One of the earliest and protracted controversies experienced by the Church in the early centuries was how to calculate the date of Easter. Those who are interested in learning more about the history of this dispute can do an Internet search for the "Easter controversy."
The formula that received consensus from all was this: Easter is celebrated on the first Sunday following the first full moon following the vernal equinox. Since spring or the vernal equinox is always on March 21, the first possible date of Easter is 22 March and the latest possible date is 25 April.
The March 22 occurrence of Easter is so rare that the last was in 1818 and the next one will be in 2285. Equally rare is the March 23 occurrence; the last was in 1913 and it won?t happen again until 2160, after this year. So we are fortunate to witness an extraordinary phenomenon!
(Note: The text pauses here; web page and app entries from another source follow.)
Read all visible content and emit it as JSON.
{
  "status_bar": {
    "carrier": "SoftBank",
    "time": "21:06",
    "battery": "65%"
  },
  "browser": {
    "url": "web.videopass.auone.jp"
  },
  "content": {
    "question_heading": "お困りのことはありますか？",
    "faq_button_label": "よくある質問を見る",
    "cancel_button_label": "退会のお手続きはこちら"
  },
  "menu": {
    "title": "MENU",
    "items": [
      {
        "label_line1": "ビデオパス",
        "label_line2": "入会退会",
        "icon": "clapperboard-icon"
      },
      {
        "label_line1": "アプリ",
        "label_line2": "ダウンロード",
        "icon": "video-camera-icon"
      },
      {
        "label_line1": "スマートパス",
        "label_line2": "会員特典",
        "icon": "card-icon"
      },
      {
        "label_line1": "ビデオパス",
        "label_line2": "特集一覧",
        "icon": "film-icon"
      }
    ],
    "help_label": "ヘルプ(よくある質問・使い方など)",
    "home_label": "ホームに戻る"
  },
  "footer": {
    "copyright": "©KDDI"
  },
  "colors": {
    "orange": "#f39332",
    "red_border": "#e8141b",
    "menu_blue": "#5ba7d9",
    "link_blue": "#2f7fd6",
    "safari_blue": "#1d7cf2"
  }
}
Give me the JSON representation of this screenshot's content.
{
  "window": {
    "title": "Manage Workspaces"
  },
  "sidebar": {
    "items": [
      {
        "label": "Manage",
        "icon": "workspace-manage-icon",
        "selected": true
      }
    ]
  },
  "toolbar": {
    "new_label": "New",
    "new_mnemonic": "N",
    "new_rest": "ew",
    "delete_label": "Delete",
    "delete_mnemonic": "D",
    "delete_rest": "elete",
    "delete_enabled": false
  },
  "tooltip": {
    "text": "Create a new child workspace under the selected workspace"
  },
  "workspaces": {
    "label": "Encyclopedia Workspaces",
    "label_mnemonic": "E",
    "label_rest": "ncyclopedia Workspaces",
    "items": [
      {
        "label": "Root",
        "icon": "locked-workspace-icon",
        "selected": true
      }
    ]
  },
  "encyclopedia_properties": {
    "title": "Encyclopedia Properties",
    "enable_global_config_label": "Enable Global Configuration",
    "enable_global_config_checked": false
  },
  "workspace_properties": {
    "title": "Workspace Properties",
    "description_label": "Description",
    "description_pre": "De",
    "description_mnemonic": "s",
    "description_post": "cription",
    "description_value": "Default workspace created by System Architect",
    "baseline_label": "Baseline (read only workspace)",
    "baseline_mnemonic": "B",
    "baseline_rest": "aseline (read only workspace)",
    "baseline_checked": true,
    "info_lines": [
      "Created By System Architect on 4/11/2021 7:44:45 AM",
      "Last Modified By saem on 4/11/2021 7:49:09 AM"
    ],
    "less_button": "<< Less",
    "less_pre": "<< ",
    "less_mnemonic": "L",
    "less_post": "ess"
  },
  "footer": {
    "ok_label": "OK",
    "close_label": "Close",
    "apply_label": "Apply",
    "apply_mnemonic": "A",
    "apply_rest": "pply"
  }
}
Easter last fell on the latest possible date, April 25, in 1943 and will next fall on that date in 2038. However, it will fall on April 24, just one day before this latest possible date, in 2011.
The cycle of Easter dates repeats after exactly 5,700,000 years, with April 19 being the most common date, happening 220,400 times, or 3.9% compared to a mean for all dates of 162,857 times, or 2.9%.
Early Easter is very much welcome at ski resorts in Europe and North America who are busy preparing for large holiday crowds. Ash Wednesday which falls on February 6th comes only 42 days after Christmas and has had a cascading effect in Australia. Supermarkets in Australia loaded hot cross buns on the shelves even before the Christmas trees had come down. One week after Christmas, shoppers were being greeted with shelves full of the tantalizing spiced product traditionally eaten on Good Friday.
Even though the last strains of the final Christmas hymns are still echoing in the church, we must now turn our hearts and minds to the startling words of Ash Wednesday: "Remember, man, you are dust, and unto dust you shall return."
Ronald D’Souza currently lives in Mississauga, Toronto. He takes pride in serving the Mangalorean Community in Toronto as a member of the Executive Committee of MAC. His interests are reading, travel and photography.
Author: Ronald DSouza- Toronto